will then add up to a higher total number (9 million) than
the figure firmly established by demographic considerations
(6 million).

In the NYT article we are told: “Among Holocaust historians,
Mr. Bauer said, the larger figures [for Auschwitz] have been
dismissed for years, except that it hasn’t reached the
general public yet and I think it’s about time it did”. And
one of the reasons that Bauer believes that “it is about
time it did” is that “Exaggerating the number of dead at
Auschwitz, he said ‘would only be grist for the mills of the
deniers of the Holocaust….They can add up you know”. They
would make hay out of the inconsistent numbers.

But Collins is worse than those Revisionists who, before
Bauer announced to the general public that the 4 million
figure for Auschwitz was an exaggeration, would make hay out
of the faulty figures. Collins tries to make hay out of the
figures even after Bauer has explained the matter.

Collins is now trying to tell the Press Council, that
although Bauer is talking about Auschwitz numbers, he can
still be quoted to the effect that the six million story is
not true, since a reduction in the Auschwitz figures implies
a reduction in the total numbers.

Bauer explicitly denies this.

For Bauer, it is the original Auschwitz figure of 4 million
which results in an exaggerated total number.

The reduced Auschwitz number is consistent with the
incontrovertible long established total figure of 6 million.

Bauer’s position, as is made perfectly clear in the NYT
article, is that with the reduced Auschwitz figures we still
get a 6 million total figure; with the 4 million Auschwitz
figure we get an unsustainable 9 million figure.

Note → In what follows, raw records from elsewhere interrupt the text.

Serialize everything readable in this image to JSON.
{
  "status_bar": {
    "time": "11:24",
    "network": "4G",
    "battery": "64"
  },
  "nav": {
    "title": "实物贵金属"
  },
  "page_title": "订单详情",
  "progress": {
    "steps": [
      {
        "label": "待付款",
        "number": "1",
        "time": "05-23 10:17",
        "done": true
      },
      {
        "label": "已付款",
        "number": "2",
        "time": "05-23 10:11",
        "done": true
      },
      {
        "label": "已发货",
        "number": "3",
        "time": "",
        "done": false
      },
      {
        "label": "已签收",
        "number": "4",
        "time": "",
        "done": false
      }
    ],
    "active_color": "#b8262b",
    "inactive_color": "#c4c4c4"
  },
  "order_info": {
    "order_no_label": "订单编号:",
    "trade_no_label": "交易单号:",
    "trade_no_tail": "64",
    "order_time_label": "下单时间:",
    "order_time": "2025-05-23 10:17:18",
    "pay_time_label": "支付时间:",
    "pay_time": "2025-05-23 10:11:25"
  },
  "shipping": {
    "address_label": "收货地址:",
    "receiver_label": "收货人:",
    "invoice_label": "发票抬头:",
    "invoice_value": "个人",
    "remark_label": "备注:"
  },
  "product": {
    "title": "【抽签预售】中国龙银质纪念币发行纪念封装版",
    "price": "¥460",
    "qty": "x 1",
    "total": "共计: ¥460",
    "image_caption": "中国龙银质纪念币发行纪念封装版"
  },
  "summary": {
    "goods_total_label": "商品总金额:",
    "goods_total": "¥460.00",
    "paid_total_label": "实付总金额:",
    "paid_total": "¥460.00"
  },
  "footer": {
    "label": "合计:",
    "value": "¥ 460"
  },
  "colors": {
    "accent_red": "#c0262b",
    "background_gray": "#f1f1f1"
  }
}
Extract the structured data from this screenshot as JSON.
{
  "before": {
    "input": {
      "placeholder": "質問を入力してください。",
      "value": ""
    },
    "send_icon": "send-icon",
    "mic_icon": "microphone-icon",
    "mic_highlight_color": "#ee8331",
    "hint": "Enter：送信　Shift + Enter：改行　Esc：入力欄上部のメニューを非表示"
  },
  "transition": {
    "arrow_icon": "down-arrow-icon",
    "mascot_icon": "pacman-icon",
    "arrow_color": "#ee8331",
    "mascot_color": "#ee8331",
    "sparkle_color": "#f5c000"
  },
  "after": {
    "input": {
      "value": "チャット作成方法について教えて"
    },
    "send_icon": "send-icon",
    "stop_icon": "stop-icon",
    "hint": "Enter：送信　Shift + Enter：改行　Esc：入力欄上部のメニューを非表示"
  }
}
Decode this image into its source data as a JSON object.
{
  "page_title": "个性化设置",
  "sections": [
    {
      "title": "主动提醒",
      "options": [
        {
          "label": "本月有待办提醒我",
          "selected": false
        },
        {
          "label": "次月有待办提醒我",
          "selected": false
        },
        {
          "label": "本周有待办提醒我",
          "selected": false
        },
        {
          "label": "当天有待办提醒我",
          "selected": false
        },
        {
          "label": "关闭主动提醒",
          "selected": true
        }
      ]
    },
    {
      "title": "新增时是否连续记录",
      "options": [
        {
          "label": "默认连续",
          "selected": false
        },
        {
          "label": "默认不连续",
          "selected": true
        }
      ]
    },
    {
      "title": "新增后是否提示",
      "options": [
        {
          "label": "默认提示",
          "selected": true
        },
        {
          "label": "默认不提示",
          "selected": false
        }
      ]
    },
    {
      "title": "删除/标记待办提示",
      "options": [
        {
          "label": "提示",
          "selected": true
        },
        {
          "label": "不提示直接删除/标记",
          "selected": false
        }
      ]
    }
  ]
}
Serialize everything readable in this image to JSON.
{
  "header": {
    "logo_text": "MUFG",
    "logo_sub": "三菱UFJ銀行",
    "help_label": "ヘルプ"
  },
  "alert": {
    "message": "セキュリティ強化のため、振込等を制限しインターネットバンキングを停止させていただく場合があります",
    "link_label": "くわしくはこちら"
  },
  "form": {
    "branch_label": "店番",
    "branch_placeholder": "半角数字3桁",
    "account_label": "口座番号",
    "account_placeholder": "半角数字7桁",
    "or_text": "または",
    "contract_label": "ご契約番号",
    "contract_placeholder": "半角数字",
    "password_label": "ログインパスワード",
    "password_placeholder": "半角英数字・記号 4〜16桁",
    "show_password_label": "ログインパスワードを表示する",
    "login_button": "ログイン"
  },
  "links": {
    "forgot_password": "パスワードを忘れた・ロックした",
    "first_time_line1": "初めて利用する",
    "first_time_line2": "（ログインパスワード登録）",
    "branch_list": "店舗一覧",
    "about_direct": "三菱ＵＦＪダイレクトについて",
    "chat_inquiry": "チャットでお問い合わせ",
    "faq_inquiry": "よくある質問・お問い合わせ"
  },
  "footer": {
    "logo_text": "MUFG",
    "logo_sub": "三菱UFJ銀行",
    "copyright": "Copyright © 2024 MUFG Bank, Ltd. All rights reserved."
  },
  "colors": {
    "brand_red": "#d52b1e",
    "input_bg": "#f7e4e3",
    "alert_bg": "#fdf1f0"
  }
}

The reduced
Auschwitz figure does not result in a reduced total figure,
because the original 4 million figure for Auschwitz results
in an unsustainably high total figure.

Bauer has answered Collins’ objection, even before Collins
made it. My contention that Collins has distorted Bauer’s
position so as to deceive his (Collins’) readers into
believing that Collins’ may properly cite Bauer in defence
of his own Revisionist position still stands.